Latest Public Sector News


Review calls for improved carer working conditions

Exploitative working conditions for care workers in the UK means that there is a risk that they will only be able to deliver a rushed, poor quality service, a new Labour-commissioned report has revealed. 

The Kingsmill Review, conducted by Baroness Kingsmill, said the pressure that 15-minute care slots place on carers means they are unable to give the required interaction that care recipients need. 

The work is physically and emotionally demanding and often undertaken in unsocial hours, and there is evidence of widespread exploitation of workers. Between 160,000 and 220,000 care workers are unlawfully paid less than the national minimum wage; an estimated 307,000 care workers, or a fifth of the adult social care workforce, are on zero hours contracts, meaning they do not have stable hours each week or a stable income; and a fifth of health and social care apprentices receive no training at all. Nearly a third of carers receive no regular ongoing training. 

Baroness Kingsmill said: “Care for elderly and disabled people is a major issue for the mid-21st century. We are likely to live longer and a large number of is will require care in our final years. 

“Improving conditions for care workers and care recipients is a journey: we need to act now, but we need long term change and to truly value care as essential to the well-being of some of the most vulnerable people in society.” 

One of the central recommendations of the review is that a new Care Charter should be developed by the Care Quality Commission to raise standards, end time-limited visits, and introduce an inspection regime for the commissioning of care. The report would also ensure councils and service providers are transparent in their price setting. 

Labour leader Ed Miliband said: “Nine months ago, I asked Denise Kingsmill to lead an independent review to better understand and tackle exploitation in the care sector. Her report today shows that the army of care workers, who carry out some of the most important work anyone can do looking after parents, grandparents and the most vulnerable in our society, are often exploited with real consequences for those they care for.” 

Before the Kingsmill Review was published, Labour councils such as Southwark and Islington had already introduced a Care Charter, which committed them to tackling exploitative working practices and ending the use of 15-minute slots, with no additional funding from central government. 
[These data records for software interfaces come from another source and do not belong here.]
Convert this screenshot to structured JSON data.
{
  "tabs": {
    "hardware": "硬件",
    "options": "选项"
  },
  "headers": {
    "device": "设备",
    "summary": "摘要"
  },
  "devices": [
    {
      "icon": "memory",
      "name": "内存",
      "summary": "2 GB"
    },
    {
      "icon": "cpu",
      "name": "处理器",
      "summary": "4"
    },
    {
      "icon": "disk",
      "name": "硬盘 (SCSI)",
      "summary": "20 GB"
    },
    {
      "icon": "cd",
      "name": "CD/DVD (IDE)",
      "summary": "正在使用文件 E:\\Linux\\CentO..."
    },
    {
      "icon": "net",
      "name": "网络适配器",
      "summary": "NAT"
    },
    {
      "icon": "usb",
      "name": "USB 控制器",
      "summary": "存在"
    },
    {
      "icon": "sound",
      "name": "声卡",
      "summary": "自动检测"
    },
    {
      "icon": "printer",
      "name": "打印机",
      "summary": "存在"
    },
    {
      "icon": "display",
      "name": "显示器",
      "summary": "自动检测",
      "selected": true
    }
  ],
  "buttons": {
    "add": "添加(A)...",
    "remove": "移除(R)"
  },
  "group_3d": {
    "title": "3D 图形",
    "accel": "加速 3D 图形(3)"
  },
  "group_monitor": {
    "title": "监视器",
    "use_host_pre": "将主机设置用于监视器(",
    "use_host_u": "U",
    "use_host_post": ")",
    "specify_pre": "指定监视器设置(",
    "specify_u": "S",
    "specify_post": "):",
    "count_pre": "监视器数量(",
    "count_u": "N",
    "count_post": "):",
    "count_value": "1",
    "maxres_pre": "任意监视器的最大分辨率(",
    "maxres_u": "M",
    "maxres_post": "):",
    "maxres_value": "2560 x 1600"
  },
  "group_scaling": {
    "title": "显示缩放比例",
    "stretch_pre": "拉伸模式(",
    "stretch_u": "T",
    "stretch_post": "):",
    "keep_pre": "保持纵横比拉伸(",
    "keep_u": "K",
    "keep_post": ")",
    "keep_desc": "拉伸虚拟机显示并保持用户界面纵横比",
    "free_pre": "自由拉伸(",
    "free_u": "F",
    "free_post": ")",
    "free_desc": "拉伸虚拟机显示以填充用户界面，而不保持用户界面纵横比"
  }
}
Heather Wakefield, Unison’s head of local government, added: “Many of the issues tackled by the Kingsmill Review were not even being discussed a few years ago. We’ve worked hard over the past 18 months to get councils to adopt the Unison Charter voluntarily, and if councils like Islington, Southwark, Wirral, Reading, Renfrewshire and Lancashire can make this commitment, we believe that other councils should too.” 

Tell us what you think – have your say below or email [email protected]


There are no comments. Why not be the first?

Add your comment

public sector executive tv

more videos >

last word

Prevention: Investing for the future

Prevention: Investing for the future

Rob Whiteman, CEO at the Chartered Institute of Public Finance (CIPFA), discusses the benefits of long-term preventative investment. Rising demand, reducing resource – this has been the r more > more last word articles >

public sector focus

View all News


Peter Kyle MP: It’s time to say thank you this Public Service Day

21/06/2019Peter Kyle MP: It’s time to say thank you this Public Service Day

Taking time to say thank you is one of the hidden pillars of a society. Bei... more >
How community-led initiatives can help save the housing shortage

19/06/2019How community-led initiatives can help save the housing shortage

Tom Chance, director at the National Community Land Trust Network, argues t... more >


Artificial intelligence: the devil is in the data

17/12/2018Artificial intelligence: the devil is in the data

It’s no secret that the public sector and its service providers need ... more >